This poem has had pan- generational appeal since it was written in 1957 by Dr Theodore Seuss. Its combination of rhyme, rhythm, fun and mischief captivating children, and their parents.
Adapting the original poem has been a labour of love for Katie Mitchell, who road –tested the project on her four year old daughter, an idea guinea-pig, as the production is aimed at the three to six year old age group. Mitchell enjoys a controversial reputation as both the best director of her generation and cultural vandal, tearing up the works of Handel and Chekhov, then reconstructing them.
This new production is directed by Lillie Collier, designed by David Shields and produced by Paul Taylor-Mills Ltd. It is presented through special arrangement with Josef Weinberger Plays Ltd on behalf of Music Theatre International (MTI). Vicki Mortimer’s designs are faithful to the simple original illustrations, and the lively recorded score by Paul Clark adds much to the production.
Mitchell’s approach to the Cat in the Hat has been tempered by the forensically controlling rights holders, Dr Seuss’s Estate, ensuring that the story we all remember, and introduce to our children, is the story brought to the stage. Mitchell bravely produces each page as a self- contained scene. This has the advantage of fleshing out the story as each series of actions is acted out, but the disadvantage that the rhyming narrative rhythm of the story is broken up, occasionally feeling a little disjointed as a consequence
The joyful narrative is a delight, performed by six actors, amidst a riot of colour and physical excitement as giant balloons roll around the stage, and fly into the audience. When the Cat and Things 1 and 2 charge into, and in and out, of the audience, the children squealed with delight.
Naturally the Cat is the star, complete with towering, flipperty-flopperty hat, creating mayhem for home- alone Sally and her brother. Thing One and Thing two ably assist the Cat. All the children loved it, laughing along and maintaining concentration throughout a fairly brief show of around forty five minutes with no interval.

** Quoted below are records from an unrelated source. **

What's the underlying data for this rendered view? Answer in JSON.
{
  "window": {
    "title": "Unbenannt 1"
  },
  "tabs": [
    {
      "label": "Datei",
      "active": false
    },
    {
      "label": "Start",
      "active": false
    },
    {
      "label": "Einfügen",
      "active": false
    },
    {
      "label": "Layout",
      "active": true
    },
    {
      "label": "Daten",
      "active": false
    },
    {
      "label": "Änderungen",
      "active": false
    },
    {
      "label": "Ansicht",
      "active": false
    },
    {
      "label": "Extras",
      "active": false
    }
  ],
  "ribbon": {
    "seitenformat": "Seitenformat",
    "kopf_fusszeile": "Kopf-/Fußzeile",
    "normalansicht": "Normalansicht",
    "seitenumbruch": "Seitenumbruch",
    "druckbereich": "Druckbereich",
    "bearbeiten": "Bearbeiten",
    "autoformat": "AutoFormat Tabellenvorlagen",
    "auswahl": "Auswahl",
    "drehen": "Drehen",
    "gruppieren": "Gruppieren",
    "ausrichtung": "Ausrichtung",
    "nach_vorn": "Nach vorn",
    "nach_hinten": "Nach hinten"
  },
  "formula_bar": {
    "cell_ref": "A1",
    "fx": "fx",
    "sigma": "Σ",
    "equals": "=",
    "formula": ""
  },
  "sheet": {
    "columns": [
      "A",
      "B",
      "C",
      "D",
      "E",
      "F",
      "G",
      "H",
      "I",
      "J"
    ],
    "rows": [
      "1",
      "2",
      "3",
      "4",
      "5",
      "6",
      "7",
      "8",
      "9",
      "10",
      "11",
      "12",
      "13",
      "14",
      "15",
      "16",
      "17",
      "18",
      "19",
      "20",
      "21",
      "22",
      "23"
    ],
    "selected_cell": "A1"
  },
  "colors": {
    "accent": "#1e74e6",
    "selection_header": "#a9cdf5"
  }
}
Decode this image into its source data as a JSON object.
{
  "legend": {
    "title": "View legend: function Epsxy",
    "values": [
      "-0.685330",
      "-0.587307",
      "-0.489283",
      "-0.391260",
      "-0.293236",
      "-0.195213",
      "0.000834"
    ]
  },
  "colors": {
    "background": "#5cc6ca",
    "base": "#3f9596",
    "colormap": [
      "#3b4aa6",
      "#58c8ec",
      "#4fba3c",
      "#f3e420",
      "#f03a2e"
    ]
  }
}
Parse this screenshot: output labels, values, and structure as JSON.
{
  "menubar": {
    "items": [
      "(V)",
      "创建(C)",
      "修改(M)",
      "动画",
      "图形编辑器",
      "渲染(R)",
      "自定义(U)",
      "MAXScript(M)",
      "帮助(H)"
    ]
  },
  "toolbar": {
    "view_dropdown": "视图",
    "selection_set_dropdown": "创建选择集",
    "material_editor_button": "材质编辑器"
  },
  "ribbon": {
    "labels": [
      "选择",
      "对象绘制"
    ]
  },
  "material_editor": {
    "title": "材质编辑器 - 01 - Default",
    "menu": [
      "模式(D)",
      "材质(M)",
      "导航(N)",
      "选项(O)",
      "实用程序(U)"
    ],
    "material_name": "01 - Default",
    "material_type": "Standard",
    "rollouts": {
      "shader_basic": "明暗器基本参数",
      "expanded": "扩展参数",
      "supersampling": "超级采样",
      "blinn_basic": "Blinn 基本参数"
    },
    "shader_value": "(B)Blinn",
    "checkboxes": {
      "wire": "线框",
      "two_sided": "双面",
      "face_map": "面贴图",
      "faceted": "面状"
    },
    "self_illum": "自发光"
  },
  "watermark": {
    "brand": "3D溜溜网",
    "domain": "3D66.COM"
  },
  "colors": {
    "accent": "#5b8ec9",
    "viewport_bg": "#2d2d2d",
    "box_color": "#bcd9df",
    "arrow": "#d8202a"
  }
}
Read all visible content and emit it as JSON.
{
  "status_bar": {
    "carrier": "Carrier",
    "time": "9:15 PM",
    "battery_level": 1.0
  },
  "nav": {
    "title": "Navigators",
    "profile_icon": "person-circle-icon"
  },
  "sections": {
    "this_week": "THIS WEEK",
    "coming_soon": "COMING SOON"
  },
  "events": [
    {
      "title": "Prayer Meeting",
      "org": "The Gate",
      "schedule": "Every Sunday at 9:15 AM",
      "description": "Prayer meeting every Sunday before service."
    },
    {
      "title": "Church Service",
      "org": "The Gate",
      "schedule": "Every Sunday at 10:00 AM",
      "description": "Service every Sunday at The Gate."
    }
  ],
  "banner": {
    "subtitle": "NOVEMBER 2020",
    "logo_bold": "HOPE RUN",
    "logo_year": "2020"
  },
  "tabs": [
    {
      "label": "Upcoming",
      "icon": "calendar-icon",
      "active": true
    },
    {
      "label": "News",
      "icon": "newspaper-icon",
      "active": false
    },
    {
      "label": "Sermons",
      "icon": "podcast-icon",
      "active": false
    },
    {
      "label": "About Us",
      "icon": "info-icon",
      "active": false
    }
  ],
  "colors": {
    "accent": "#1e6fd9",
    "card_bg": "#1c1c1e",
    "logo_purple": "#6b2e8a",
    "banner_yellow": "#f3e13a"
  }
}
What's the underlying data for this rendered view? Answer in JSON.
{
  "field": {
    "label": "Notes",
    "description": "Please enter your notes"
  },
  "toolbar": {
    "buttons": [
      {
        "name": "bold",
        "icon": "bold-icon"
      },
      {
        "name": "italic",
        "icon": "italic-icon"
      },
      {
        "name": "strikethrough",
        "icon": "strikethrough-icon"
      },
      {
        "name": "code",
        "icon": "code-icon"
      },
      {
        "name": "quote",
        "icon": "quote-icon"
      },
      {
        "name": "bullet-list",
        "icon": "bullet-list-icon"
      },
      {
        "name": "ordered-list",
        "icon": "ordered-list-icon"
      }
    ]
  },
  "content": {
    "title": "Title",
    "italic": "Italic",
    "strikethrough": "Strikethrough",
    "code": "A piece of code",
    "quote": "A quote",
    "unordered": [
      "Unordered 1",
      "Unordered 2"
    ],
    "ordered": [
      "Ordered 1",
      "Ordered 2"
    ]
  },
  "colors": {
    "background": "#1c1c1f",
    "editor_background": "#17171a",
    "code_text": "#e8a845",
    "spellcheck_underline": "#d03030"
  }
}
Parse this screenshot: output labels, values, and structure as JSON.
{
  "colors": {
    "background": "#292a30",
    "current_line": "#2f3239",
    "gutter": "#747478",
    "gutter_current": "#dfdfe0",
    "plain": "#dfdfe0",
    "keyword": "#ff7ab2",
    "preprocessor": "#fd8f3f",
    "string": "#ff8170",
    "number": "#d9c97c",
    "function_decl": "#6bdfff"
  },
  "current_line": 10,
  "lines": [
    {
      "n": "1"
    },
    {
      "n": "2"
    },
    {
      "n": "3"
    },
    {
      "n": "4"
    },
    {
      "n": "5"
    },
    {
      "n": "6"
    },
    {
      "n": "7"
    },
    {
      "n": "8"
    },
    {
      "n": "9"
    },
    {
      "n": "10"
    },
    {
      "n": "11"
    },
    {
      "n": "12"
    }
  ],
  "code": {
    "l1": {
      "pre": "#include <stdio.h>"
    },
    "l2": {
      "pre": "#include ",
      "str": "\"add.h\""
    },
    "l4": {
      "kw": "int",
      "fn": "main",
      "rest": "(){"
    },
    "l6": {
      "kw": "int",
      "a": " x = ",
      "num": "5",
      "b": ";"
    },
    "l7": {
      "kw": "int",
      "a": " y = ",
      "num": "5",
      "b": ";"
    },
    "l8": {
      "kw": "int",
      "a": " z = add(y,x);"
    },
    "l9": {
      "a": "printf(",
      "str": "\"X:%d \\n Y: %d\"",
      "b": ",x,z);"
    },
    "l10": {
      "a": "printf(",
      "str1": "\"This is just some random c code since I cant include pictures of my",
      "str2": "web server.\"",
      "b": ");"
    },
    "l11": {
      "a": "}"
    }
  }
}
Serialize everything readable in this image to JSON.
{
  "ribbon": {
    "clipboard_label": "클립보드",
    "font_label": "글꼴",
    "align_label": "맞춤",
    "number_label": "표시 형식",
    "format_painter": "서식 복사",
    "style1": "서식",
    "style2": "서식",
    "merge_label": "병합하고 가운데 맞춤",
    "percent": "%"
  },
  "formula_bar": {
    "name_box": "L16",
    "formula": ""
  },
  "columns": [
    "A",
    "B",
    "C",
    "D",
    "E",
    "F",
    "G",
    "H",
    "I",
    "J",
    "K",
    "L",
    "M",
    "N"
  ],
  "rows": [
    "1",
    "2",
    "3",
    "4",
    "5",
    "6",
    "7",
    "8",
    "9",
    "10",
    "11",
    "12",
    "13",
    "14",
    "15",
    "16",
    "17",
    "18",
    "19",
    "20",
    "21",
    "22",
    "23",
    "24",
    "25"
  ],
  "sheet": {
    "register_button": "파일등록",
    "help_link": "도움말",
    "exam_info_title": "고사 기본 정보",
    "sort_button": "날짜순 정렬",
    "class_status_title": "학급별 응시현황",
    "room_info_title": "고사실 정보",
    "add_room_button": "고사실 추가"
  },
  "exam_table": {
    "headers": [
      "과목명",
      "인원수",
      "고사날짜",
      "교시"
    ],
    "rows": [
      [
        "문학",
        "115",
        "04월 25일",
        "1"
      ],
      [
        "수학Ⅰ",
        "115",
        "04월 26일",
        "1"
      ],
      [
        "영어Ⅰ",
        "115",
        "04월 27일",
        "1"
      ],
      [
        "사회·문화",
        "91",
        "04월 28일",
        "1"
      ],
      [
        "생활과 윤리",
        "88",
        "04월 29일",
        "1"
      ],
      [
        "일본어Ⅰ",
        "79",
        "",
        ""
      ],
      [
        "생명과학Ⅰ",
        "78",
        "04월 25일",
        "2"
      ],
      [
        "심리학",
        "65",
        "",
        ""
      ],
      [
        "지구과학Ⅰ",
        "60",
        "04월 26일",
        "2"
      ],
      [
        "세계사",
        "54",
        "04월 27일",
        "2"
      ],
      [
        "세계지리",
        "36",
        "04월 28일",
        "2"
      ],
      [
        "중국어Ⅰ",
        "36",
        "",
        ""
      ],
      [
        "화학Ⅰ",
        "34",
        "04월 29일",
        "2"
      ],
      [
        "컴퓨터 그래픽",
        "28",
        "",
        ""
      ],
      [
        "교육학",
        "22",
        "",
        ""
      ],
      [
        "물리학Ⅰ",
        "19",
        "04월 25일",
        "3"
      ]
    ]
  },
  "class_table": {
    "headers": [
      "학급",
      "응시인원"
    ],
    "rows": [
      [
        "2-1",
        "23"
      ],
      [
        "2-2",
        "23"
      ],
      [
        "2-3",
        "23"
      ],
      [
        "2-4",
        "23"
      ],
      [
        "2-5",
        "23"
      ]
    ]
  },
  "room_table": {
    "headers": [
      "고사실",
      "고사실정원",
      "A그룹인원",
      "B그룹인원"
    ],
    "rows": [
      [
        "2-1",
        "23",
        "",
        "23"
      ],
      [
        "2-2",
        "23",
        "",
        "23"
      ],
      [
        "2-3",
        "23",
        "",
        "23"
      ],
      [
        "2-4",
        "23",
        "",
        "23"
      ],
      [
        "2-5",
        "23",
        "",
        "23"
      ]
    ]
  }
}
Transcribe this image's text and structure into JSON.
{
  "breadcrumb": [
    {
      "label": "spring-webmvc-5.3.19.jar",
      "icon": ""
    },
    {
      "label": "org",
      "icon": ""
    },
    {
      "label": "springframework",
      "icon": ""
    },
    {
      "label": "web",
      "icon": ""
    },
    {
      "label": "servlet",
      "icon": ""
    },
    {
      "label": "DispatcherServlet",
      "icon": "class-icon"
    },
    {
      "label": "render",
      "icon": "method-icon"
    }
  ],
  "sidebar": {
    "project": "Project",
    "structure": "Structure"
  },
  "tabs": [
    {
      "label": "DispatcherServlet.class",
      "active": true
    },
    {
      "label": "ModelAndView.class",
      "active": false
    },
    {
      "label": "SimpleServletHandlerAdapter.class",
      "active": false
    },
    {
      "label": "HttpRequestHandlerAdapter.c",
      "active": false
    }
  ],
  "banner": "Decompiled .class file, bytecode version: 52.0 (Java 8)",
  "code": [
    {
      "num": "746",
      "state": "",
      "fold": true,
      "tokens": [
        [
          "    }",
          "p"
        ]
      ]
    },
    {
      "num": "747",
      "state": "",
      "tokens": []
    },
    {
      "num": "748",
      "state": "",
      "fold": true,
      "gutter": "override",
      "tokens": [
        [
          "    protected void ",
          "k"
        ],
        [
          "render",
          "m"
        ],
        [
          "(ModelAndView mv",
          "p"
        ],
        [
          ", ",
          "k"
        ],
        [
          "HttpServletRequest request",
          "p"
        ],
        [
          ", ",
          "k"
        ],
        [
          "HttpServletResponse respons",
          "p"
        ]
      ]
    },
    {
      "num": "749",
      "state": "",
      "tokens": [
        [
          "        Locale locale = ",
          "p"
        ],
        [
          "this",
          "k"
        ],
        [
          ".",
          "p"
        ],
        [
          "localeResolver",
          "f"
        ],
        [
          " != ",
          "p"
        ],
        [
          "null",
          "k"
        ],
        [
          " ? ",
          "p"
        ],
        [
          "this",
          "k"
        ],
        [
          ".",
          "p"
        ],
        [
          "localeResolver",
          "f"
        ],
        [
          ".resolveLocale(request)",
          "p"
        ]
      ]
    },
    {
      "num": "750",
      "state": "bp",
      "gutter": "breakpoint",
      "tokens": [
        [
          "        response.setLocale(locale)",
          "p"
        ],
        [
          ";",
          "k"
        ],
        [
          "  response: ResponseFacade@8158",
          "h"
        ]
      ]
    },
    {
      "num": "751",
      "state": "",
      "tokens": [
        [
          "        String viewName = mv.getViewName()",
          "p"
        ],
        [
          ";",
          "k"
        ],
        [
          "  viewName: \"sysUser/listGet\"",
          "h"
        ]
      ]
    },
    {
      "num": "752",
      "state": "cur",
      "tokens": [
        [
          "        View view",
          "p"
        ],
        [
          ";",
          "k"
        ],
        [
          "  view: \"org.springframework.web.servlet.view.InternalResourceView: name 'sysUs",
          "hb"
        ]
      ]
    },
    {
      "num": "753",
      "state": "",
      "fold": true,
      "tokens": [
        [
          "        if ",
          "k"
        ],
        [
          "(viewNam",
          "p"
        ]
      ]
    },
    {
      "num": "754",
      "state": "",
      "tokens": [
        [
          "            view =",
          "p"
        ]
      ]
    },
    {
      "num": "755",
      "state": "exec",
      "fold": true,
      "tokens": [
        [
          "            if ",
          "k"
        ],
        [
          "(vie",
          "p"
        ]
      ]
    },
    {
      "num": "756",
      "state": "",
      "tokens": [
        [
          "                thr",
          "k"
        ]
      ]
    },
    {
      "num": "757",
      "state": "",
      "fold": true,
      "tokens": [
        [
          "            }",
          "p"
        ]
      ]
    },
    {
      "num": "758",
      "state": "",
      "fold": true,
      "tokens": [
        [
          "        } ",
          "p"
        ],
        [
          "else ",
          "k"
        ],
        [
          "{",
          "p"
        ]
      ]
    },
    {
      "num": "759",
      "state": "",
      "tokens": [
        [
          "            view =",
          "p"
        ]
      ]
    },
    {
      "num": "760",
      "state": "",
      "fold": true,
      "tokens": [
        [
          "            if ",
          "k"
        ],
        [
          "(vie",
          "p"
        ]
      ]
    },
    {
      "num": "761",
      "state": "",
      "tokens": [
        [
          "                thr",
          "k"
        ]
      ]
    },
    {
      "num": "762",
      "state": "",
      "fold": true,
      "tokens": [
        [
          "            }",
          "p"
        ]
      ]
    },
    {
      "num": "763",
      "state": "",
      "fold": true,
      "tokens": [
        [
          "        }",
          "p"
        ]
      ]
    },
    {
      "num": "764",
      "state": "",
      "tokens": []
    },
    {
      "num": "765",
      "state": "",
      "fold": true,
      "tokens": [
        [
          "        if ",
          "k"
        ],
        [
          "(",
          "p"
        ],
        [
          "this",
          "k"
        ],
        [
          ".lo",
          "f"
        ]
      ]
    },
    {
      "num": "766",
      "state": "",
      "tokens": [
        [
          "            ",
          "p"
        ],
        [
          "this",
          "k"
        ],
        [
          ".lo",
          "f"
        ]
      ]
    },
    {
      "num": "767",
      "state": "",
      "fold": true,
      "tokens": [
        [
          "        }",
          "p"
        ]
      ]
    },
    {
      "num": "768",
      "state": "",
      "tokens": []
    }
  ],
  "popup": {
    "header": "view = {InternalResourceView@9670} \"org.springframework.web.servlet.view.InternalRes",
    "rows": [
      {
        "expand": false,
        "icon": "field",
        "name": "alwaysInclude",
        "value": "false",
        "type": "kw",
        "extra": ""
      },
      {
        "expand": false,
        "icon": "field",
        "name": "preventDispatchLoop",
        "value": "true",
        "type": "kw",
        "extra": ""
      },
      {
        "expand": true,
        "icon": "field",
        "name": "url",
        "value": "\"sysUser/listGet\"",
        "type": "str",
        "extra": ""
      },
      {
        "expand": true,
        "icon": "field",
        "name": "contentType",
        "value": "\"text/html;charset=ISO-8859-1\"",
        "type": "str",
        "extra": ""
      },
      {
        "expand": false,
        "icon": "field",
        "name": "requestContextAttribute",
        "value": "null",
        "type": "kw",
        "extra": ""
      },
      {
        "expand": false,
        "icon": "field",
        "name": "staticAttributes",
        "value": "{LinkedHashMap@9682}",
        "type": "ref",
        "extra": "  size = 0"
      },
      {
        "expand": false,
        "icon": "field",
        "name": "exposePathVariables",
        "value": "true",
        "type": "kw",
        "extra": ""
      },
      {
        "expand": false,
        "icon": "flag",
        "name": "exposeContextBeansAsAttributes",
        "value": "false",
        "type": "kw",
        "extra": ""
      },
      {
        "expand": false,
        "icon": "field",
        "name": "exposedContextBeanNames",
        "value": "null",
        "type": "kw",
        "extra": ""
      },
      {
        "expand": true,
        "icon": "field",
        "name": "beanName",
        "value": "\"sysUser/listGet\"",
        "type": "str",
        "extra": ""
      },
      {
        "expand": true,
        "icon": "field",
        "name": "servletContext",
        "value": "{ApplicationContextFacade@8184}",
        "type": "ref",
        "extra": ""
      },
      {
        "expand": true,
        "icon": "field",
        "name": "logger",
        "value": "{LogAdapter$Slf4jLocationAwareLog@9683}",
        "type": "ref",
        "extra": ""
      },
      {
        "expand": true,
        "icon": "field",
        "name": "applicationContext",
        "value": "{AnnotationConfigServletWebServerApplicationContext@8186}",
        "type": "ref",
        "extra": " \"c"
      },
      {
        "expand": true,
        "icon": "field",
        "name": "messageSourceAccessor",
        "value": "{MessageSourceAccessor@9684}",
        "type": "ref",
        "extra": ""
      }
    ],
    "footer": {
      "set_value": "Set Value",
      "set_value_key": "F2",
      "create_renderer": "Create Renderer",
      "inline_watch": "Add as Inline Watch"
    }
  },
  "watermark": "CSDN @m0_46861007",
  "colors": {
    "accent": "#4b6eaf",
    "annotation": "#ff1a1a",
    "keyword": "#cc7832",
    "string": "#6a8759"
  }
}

The reply to the closing question asking the children whether they would tell their mother of the chaos that had unfolded with the Cats’ visit if they had been Sally and her brother was a resounding “No!”
A first class, well-produced, and well –acted, children’s theatre piece. The modest turn out, following a cancelled matinee was a shame. The Garrick now has many one and two- nighters. As a result, promotional space is slight to non-existent in a non-virtuous circle, and no programmes were made available to acknowledge the hard working production team on the day.
The show runs till 19th April then continues on tour.
This review first appeared in Behind the Arras, abridged, where a comprehensive collection of reviews from the best of Midlands Theatre, from a range of reviewers, is available.